[Start of section]

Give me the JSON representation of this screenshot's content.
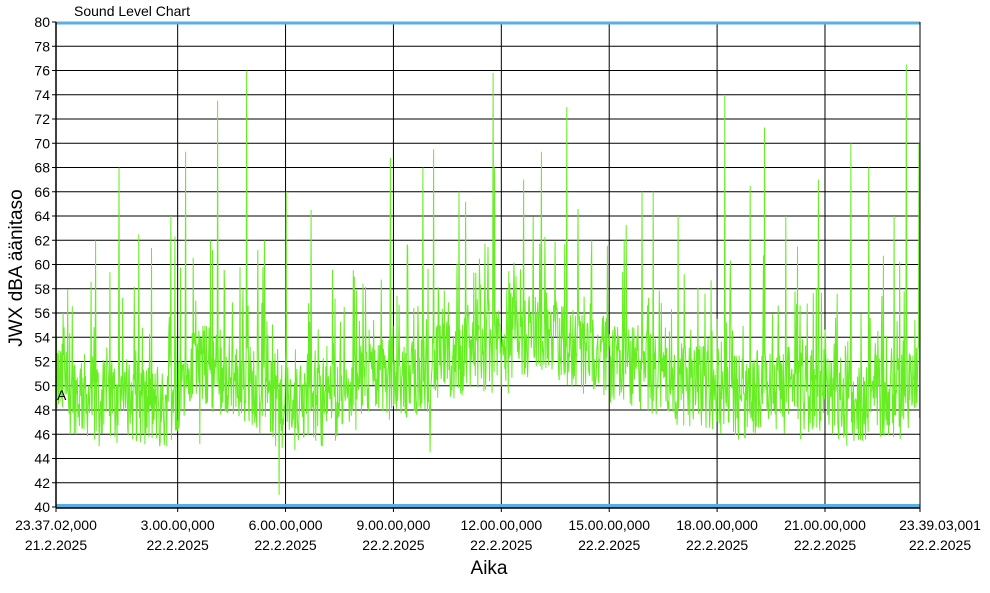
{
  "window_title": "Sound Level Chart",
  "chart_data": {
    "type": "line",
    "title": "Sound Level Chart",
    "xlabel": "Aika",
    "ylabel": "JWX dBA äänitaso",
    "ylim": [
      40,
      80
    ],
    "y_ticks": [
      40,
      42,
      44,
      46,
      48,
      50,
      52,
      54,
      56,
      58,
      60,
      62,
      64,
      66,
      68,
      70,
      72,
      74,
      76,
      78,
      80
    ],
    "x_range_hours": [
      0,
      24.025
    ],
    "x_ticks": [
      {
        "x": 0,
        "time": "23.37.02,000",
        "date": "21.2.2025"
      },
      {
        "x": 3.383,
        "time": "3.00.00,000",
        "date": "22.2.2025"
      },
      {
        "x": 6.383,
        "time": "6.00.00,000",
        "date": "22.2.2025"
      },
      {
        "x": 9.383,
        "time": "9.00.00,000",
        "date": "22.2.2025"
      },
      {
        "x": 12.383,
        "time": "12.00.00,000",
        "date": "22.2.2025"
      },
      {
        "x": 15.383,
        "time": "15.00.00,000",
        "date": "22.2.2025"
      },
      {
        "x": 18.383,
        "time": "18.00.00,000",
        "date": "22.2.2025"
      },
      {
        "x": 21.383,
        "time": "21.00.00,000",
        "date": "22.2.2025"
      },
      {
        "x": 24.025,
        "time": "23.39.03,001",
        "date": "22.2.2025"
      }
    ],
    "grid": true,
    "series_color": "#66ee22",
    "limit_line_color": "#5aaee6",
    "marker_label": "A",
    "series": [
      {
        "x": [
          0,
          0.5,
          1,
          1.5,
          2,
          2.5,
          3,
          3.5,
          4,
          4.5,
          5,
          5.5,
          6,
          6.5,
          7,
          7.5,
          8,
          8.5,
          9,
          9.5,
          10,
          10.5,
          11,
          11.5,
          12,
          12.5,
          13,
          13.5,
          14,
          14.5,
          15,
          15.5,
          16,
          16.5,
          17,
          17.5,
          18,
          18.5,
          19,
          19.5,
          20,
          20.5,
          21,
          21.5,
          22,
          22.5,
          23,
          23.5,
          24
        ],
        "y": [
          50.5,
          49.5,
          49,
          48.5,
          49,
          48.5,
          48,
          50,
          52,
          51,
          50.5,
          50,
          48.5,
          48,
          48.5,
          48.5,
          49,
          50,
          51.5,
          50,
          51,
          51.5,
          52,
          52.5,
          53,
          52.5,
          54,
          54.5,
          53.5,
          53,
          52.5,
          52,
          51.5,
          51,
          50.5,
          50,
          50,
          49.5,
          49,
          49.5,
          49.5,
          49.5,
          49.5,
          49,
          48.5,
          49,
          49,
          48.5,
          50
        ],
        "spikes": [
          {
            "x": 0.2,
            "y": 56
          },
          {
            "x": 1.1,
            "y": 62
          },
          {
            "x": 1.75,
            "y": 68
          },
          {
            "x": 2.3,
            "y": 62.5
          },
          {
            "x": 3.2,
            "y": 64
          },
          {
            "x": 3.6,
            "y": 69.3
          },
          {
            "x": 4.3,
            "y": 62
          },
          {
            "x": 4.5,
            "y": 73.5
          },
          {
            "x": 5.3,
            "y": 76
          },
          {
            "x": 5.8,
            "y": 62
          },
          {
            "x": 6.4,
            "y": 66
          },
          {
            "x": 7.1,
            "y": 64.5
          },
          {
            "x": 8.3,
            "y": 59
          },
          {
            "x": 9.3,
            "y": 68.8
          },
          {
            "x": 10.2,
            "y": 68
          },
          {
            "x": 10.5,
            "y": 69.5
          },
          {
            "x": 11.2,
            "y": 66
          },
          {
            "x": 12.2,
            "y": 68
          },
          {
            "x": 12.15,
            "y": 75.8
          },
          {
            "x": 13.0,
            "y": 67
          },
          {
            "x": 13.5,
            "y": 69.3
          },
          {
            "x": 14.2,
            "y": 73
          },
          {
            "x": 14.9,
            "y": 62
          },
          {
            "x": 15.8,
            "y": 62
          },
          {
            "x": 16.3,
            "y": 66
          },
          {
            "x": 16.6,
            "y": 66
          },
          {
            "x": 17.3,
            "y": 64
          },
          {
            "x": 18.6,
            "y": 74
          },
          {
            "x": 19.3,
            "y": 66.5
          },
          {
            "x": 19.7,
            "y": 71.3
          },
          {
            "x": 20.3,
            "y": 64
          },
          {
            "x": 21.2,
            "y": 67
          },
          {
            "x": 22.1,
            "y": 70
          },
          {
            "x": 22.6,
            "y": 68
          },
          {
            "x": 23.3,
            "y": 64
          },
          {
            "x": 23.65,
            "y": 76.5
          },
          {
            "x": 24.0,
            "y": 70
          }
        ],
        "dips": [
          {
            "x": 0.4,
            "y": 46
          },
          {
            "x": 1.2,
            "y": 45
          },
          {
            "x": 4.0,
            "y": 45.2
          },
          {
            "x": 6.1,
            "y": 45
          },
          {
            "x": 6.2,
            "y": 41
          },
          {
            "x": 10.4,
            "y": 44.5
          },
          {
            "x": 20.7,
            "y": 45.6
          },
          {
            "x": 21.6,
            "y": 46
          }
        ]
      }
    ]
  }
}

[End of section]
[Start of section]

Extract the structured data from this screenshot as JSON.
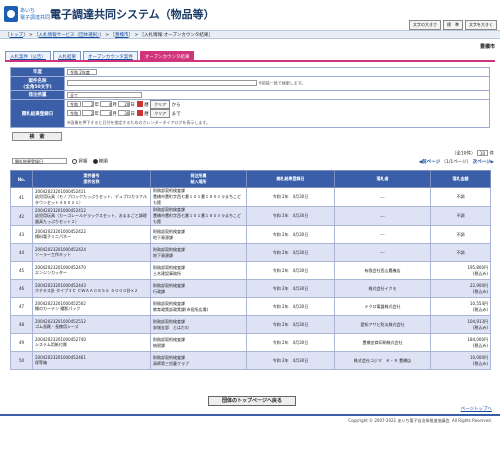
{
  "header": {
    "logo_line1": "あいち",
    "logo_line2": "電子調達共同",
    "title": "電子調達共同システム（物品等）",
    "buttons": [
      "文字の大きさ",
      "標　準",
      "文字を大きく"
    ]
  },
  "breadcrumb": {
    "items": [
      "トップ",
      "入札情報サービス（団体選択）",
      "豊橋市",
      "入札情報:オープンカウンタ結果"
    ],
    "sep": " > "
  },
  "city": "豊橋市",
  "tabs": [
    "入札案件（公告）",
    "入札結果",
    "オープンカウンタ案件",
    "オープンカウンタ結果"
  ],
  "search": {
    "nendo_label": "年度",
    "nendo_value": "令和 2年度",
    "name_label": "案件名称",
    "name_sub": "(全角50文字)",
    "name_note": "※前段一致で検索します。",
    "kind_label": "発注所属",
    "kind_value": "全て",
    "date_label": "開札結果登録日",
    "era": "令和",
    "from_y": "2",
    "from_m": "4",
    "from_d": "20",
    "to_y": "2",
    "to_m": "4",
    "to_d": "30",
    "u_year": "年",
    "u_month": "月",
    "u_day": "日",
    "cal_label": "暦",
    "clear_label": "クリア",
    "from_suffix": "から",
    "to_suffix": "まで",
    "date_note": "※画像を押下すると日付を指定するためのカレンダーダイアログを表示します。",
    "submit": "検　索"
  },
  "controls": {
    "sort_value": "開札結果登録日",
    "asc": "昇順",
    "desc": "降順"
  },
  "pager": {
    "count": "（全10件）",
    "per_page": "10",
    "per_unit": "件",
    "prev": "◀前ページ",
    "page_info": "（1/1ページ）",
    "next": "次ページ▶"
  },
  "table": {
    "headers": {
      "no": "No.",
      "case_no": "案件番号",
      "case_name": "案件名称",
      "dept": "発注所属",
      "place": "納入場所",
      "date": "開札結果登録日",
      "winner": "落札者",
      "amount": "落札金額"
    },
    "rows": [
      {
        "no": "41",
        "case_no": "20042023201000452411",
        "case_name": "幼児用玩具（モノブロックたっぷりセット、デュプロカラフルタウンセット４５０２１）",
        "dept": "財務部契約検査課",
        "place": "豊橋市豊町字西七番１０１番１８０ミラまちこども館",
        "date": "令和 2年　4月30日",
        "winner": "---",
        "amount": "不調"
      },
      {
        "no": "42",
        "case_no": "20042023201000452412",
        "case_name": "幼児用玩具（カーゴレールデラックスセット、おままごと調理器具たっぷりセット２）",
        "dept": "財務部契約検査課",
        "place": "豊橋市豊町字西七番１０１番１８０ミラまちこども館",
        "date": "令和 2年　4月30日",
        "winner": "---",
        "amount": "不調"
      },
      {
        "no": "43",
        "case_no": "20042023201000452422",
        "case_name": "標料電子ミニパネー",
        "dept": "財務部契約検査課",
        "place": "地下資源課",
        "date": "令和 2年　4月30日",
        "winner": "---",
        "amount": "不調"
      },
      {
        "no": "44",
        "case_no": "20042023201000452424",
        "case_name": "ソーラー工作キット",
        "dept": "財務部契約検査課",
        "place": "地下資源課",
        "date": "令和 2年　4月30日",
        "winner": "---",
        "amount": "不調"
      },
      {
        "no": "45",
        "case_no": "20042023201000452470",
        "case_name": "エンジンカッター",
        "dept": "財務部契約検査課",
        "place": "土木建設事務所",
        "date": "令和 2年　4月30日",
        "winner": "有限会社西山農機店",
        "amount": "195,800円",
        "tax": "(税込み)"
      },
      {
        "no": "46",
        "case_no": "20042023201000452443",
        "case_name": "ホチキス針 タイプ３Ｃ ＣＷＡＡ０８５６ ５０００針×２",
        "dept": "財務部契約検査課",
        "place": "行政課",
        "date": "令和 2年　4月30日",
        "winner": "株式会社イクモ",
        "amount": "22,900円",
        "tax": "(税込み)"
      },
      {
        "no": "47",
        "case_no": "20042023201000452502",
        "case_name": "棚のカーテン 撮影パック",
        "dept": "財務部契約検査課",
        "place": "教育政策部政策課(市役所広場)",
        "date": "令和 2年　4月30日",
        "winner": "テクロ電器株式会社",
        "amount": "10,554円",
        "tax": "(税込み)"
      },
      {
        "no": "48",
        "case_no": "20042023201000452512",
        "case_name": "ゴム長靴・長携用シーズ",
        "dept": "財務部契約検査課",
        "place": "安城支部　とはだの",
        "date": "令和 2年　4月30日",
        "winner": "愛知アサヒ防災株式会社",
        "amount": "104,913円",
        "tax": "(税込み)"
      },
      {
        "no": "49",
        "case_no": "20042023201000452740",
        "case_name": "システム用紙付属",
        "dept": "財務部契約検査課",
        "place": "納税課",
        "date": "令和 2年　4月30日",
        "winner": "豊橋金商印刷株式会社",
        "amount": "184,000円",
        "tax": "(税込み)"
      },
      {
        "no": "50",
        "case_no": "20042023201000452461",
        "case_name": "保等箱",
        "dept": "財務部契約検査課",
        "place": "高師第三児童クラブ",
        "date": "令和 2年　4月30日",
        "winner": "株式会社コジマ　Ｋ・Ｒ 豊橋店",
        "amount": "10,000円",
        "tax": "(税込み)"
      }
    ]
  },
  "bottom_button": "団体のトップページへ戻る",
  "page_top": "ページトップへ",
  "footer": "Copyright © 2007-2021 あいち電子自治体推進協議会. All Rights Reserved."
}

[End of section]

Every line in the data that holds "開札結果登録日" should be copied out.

    "date_label": "開札結果登録日",
    "sort_value": "開札結果登録日",
      "date": "開札結果登録日",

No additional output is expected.